RECORD SET:
▬▬▬

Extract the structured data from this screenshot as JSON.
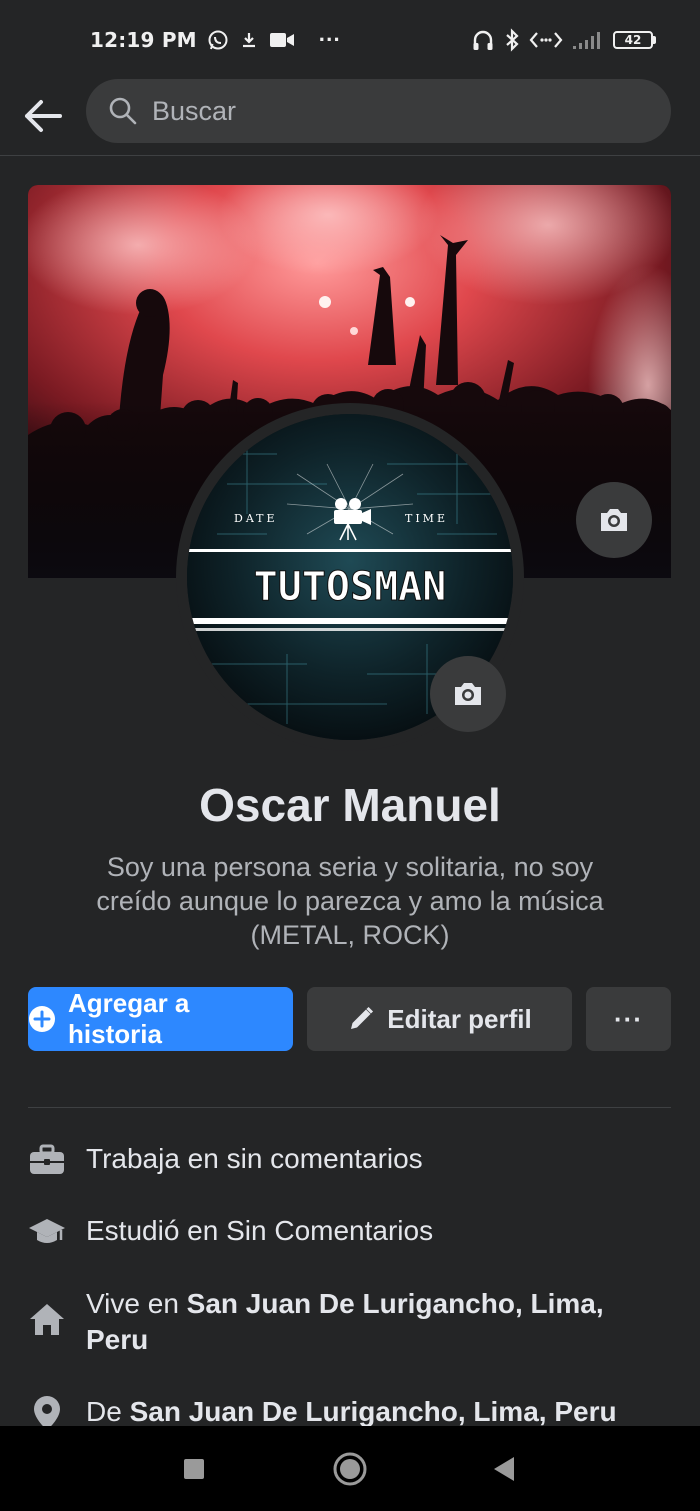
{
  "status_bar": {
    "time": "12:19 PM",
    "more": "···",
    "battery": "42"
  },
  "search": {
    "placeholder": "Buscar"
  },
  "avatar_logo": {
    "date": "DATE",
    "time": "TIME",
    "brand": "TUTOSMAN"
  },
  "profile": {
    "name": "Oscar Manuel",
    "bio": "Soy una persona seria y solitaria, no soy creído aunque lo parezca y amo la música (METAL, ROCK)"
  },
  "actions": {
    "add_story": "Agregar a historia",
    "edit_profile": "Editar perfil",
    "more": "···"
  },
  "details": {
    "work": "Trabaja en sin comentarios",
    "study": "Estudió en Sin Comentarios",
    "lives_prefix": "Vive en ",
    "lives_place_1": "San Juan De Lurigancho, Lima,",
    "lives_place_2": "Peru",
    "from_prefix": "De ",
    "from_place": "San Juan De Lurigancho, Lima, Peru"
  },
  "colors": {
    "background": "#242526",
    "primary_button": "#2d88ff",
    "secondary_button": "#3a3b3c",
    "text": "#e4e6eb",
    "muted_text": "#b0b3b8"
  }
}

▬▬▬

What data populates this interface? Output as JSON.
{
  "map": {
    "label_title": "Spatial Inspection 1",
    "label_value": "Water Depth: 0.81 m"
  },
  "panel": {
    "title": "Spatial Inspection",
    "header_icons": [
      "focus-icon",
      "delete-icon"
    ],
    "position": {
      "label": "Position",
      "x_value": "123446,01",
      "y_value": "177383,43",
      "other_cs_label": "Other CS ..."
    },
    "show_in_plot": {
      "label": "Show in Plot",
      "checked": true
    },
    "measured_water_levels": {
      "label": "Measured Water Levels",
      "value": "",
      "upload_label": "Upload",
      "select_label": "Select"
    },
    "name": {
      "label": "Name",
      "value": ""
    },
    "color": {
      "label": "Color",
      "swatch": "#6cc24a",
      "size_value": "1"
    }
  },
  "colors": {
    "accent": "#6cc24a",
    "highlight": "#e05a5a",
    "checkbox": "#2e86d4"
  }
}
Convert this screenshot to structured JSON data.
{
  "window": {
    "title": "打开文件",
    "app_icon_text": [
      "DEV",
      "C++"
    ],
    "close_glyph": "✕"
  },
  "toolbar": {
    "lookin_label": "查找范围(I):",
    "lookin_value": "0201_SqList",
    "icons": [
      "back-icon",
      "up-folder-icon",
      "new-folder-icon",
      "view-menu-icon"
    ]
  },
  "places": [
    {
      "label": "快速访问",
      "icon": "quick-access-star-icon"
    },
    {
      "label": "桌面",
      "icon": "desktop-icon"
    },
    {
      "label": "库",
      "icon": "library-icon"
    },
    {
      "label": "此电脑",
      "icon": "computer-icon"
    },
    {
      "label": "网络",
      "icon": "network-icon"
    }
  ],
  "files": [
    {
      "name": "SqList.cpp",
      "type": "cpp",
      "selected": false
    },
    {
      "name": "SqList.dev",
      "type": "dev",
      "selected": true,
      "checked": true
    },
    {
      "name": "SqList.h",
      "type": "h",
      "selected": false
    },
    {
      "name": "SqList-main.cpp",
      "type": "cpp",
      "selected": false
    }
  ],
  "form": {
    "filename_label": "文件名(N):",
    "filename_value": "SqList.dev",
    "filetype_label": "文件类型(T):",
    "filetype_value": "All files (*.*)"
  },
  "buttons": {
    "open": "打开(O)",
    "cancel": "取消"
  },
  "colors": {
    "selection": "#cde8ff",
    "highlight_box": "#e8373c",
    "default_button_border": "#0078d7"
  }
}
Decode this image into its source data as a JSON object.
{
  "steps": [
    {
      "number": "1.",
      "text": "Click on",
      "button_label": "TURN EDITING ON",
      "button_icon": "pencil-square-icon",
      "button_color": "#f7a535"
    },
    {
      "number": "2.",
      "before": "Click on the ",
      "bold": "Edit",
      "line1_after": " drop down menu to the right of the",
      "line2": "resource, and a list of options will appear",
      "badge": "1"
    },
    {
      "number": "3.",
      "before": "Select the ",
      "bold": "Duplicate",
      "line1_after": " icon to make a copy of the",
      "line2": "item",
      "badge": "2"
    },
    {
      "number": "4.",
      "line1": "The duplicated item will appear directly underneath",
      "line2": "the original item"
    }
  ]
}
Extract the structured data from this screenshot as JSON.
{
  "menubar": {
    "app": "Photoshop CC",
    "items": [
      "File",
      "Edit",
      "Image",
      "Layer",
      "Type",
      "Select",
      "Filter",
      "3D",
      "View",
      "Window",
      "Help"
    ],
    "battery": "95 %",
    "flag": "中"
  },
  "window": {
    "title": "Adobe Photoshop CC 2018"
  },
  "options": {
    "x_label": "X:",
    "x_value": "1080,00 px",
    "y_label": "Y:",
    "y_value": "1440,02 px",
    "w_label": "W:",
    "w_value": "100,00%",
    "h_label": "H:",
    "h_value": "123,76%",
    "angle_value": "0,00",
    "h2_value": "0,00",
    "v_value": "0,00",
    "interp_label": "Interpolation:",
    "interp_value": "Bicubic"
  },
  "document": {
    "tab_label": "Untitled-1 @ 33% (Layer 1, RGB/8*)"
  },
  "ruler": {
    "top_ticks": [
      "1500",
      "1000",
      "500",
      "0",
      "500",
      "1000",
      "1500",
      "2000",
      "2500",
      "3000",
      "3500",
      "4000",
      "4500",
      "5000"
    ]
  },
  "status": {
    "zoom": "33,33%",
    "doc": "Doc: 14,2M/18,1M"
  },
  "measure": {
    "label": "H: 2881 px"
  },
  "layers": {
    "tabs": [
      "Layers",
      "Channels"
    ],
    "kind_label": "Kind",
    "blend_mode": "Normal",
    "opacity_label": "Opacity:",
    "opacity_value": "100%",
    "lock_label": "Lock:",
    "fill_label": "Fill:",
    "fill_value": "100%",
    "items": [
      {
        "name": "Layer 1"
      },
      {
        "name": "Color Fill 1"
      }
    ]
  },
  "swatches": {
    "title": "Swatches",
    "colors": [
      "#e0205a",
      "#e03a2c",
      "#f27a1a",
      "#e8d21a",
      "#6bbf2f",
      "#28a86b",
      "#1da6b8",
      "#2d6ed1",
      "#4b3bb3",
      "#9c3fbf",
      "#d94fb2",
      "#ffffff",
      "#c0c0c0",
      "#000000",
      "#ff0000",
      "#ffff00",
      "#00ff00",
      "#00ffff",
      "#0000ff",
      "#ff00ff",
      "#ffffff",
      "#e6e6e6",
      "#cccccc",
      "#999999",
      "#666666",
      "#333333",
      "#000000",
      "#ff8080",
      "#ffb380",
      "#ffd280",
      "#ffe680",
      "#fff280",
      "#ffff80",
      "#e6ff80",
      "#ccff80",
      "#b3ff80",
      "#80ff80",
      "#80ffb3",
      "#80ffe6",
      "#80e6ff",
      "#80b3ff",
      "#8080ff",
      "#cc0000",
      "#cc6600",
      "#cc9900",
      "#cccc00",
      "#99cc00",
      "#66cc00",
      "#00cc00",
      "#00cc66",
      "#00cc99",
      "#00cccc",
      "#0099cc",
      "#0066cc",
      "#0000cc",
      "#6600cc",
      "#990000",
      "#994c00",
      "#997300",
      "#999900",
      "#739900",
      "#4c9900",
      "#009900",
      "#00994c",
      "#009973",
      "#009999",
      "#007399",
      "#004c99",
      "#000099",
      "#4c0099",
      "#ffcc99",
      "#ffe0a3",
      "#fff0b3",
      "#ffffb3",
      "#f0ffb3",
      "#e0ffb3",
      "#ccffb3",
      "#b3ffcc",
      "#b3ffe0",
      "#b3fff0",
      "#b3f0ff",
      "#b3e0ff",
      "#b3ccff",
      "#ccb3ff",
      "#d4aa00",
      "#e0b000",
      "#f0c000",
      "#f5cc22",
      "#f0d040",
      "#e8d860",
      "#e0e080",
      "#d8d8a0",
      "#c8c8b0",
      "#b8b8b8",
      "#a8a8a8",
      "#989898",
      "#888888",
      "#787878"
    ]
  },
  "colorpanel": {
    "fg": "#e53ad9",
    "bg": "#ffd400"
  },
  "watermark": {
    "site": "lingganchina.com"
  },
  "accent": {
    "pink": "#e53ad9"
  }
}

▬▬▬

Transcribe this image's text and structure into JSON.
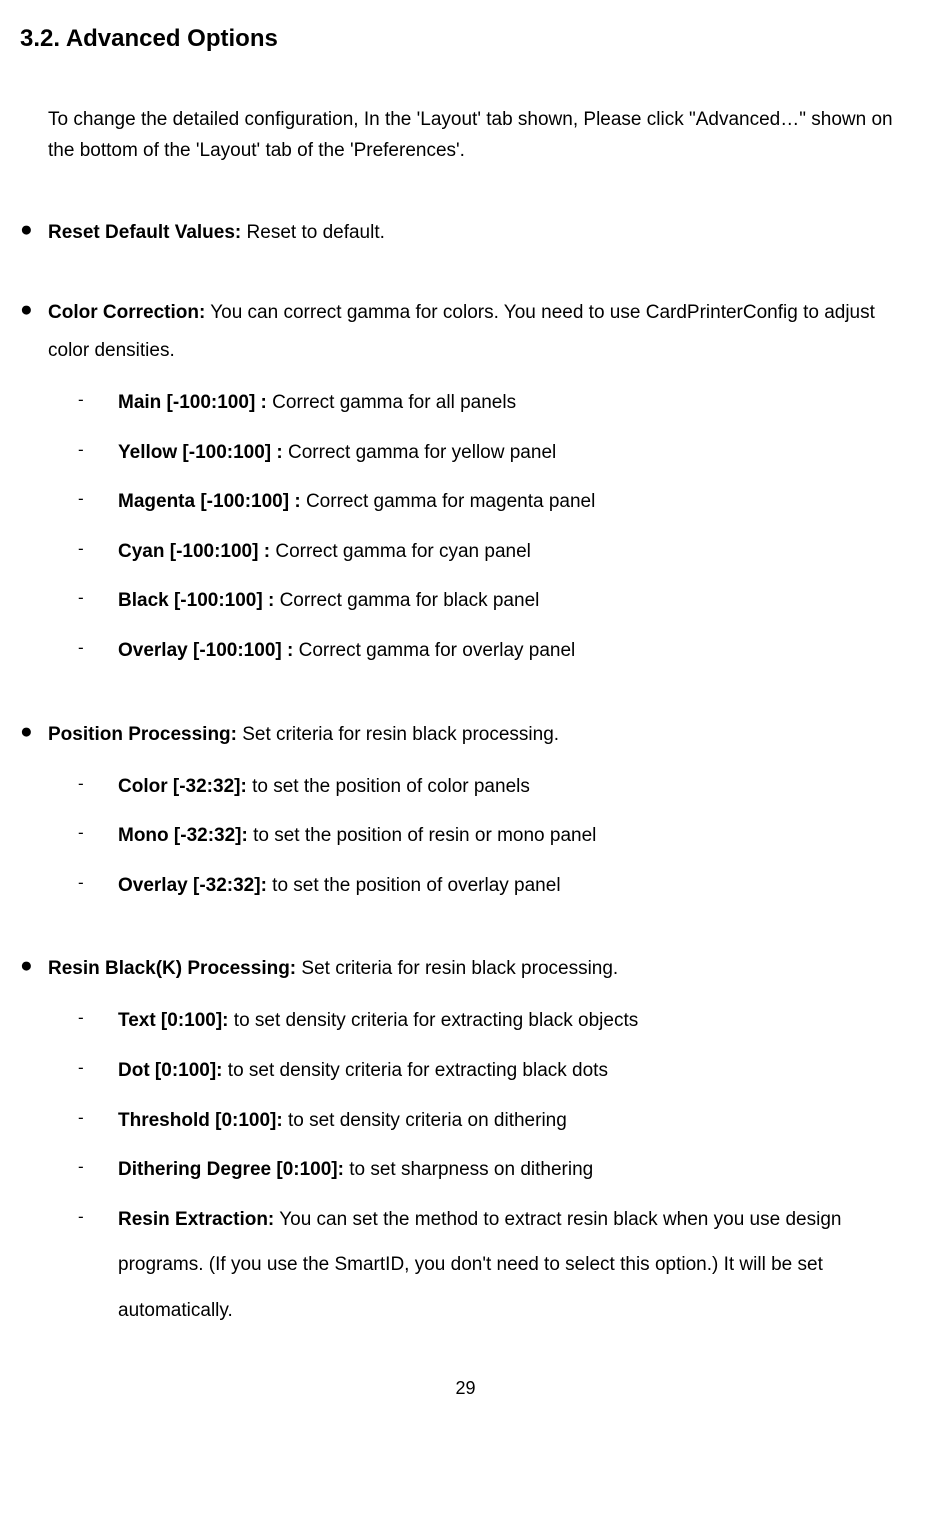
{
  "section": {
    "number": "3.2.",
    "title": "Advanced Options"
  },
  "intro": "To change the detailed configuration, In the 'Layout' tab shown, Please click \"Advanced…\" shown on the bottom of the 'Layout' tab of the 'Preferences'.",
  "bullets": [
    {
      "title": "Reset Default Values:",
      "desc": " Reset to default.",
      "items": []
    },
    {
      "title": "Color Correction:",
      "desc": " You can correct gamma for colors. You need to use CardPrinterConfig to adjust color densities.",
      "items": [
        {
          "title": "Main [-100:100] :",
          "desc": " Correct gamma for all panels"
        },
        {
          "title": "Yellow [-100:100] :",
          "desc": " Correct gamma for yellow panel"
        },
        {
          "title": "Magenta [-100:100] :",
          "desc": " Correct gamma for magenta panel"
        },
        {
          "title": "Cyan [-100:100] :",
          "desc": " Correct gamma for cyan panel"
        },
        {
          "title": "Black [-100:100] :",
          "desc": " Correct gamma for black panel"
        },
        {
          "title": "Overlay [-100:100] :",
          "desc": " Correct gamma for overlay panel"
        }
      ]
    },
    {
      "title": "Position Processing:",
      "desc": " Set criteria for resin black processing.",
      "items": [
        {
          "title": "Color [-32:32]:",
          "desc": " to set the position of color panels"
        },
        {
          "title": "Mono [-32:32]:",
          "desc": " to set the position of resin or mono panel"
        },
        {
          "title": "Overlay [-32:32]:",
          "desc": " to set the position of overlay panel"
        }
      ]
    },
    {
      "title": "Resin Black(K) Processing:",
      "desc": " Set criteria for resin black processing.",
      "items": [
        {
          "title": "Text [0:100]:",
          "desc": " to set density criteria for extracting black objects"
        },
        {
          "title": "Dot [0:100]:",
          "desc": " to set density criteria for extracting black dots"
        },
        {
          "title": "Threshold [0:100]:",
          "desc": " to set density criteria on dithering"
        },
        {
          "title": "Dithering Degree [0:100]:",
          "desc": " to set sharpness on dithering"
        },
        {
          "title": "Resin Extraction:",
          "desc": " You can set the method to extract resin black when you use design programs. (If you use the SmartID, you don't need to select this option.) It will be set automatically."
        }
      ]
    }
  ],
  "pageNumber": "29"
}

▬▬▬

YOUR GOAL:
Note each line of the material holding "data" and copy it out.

THE ANSWER:
Extract the structured data from this screenshot as JSON.
What data populates this interface? Output as JSON.
Convert this screenshot to structured JSON data.
Decode this image into its source data as a JSON object.
Extract the structured data from this screenshot as JSON.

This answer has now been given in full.